Â The very next fight that night featured a 35-year-old welterweight Dan Henderson fighting Murilo Bustamante for Pride Grand Prix championship belt. In contrast to the freak show that preceded it, Henderson had a real challenge on his hands. He had mowed through Ryo Chonan and Akihiro Gono to advance to this stage of the tournament and had one opponent to go. Murilo and Dan had met once before in 2003 where Henderson had made short work of him winning by TKO just under a minute into the first round. This time the Brazilian grappler came very prepared and gave Hendo a run for his money. The back and forth war that ensued ended with the final bell with the judges handing Henderson a split decision victory, and the Pride welterweight title.
Â Fast forword six years, both men have experienced ups and downs in their careers leading up to this point. Their star power has been diminished by time, lack-luster performances and management disputes with promotions. Even though this fight will serve to answer questions about whose hands are more lethal and who is the better all-time fighter, there will always be those who will wonder, what would have transpired if this fight took place years ago when both men were at the top of their game.
Â Better late than never is the attitude I will have as I sit down to watch the fights Saturday night on Showtime. Hopefully the rest of you will join me on Twitter as the carnage unfolds live in this open weight super-fight. It could be one for the ages.

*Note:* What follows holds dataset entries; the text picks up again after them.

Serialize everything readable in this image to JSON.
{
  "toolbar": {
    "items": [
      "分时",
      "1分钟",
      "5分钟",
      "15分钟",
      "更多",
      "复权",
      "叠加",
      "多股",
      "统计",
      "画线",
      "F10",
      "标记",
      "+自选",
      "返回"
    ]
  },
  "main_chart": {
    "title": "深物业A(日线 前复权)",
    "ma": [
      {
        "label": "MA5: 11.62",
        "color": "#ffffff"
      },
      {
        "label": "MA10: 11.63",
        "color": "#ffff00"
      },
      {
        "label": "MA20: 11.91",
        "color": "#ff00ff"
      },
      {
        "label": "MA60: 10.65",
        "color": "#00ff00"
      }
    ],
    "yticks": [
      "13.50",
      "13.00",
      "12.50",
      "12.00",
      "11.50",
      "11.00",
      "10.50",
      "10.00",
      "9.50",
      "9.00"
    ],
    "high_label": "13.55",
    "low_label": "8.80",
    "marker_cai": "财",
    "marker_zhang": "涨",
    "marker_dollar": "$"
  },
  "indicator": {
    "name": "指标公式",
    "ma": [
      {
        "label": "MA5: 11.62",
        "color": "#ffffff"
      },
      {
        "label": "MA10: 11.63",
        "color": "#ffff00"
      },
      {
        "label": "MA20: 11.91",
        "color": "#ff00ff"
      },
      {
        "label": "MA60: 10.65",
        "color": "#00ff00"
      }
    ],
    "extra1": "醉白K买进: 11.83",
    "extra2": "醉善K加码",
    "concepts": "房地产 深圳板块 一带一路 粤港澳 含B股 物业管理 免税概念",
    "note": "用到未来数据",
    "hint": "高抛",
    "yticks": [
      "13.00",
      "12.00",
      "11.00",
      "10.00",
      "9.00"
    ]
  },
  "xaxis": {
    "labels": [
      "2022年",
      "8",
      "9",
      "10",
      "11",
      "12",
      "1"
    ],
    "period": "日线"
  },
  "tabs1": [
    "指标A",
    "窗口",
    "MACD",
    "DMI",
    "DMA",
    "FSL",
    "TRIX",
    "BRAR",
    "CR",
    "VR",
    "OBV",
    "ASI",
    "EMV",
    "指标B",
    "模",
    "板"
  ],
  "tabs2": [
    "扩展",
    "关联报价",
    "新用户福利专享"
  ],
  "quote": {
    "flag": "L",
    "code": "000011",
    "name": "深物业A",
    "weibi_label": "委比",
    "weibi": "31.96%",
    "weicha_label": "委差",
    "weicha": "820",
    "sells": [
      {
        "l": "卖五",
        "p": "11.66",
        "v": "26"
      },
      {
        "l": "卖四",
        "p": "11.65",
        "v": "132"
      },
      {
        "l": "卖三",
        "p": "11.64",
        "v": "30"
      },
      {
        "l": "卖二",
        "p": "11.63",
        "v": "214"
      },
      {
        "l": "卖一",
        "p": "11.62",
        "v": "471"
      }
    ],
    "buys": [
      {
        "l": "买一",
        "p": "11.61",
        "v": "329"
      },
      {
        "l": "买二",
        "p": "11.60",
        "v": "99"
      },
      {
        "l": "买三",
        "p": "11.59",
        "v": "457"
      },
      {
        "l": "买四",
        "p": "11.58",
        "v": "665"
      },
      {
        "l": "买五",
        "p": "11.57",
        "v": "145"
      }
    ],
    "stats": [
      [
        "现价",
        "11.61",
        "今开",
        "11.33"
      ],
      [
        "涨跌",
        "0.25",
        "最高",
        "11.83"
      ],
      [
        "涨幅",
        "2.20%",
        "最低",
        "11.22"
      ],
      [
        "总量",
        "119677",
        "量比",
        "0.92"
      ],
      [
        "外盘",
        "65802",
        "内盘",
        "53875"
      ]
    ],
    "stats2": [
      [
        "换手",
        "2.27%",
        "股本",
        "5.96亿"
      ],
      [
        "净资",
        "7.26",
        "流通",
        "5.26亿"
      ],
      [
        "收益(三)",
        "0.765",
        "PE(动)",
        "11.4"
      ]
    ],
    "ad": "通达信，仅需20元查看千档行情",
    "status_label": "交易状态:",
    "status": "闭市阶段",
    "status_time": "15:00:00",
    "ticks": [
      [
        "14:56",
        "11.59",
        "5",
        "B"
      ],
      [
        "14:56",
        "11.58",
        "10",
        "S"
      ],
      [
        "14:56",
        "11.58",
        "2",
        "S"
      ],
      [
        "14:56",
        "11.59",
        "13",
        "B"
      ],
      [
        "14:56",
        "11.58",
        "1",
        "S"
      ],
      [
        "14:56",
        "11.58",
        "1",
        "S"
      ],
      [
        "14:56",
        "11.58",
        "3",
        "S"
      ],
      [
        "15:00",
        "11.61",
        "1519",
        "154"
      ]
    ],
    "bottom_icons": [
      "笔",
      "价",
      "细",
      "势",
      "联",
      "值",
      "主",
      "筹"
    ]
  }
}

Â Almost forgot, there is an actual fight card preceding the main event, here is how it breaks down.
Â Fedor Emelianenko vs. Dan Henderson
Â Marloes Coenen vs. Miesha Tate â€“ Womenâ€™s 135lb championship